* _PROBLEM REQUIREMENTS_:
Exact copies of all the entries are required.

* _Stored entries_:
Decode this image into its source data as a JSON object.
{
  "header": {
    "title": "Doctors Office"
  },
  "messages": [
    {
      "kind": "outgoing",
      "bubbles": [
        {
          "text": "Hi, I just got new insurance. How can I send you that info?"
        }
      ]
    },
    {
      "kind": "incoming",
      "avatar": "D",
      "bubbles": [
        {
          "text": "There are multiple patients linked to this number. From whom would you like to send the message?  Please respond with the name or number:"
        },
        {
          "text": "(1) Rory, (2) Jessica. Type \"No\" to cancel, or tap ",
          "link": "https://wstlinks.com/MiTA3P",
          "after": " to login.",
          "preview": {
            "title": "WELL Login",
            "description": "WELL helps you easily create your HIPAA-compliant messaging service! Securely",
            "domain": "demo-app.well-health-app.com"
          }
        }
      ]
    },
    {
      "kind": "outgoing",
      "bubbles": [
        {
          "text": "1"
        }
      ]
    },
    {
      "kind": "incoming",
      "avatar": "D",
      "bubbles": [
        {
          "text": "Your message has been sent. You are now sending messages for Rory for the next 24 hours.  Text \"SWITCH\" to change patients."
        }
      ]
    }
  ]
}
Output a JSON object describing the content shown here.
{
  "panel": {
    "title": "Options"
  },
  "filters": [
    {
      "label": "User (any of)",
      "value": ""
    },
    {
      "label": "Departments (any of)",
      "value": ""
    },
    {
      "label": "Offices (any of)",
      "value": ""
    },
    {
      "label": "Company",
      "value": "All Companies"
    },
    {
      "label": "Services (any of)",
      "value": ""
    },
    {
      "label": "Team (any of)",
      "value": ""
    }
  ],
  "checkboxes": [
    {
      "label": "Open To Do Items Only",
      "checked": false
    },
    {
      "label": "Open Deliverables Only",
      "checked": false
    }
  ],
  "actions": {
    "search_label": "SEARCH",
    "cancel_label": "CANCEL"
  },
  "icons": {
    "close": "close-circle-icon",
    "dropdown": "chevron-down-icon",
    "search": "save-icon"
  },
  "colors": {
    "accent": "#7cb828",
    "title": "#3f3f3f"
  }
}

* _TASK RESULT_:
Decode this image into its source data as a JSON object.
{
  "header": {
    "title": "Doctors Office"
  },
  "messages": [
    {
      "kind": "outgoing",
      "bubbles": [
        {
          "text": "Hi, I just got new insurance. How can I send you that info?"
        }
      ]
    },
    {
      "kind": "incoming",
      "avatar": "D",
      "bubbles": [
        {
          "text": "There are multiple patients linked to this number. From whom would you like to send the message?  Please respond with the name or number:"
        },
        {
          "text": "(1) Rory, (2) Jessica. Type \"No\" to cancel, or tap ",
          "link": "https://wstlinks.com/MiTA3P",
          "after": " to login.",
          "preview": {
            "title": "WELL Login",
            "description": "WELL helps you easily create your HIPAA-compliant messaging service! Securely",
            "domain": "demo-app.well-health-app.com"
          }
        }
      ]
    },
    {
      "kind": "outgoing",
      "bubbles": [
        {
          "text": "1"
        }
      ]
    },
    {
      "kind": "incoming",
      "avatar": "D",
      "bubbles": [
        {
          "text": "Your message has been sent. You are now sending messages for Rory for the next 24 hours.  Text \"SWITCH\" to change patients."
        }
      ]
    }
  ]
}
Output a JSON object describing the content shown here.
{
  "panel": {
    "title": "Options"
  },
  "filters": [
    {
      "label": "User (any of)",
      "value": ""
    },
    {
      "label": "Departments (any of)",
      "value": ""
    },
    {
      "label": "Offices (any of)",
      "value": ""
    },
    {
      "label": "Company",
      "value": "All Companies"
    },
    {
      "label": "Services (any of)",
      "value": ""
    },
    {
      "label": "Team (any of)",
      "value": ""
    }
  ],
  "checkboxes": [
    {
      "label": "Open To Do Items Only",
      "checked": false
    },
    {
      "label": "Open Deliverables Only",
      "checked": false
    }
  ],
  "actions": {
    "search_label": "SEARCH",
    "cancel_label": "CANCEL"
  },
  "icons": {
    "close": "close-circle-icon",
    "dropdown": "chevron-down-icon",
    "search": "save-icon"
  },
  "colors": {
    "accent": "#7cb828",
    "title": "#3f3f3f"
  }
}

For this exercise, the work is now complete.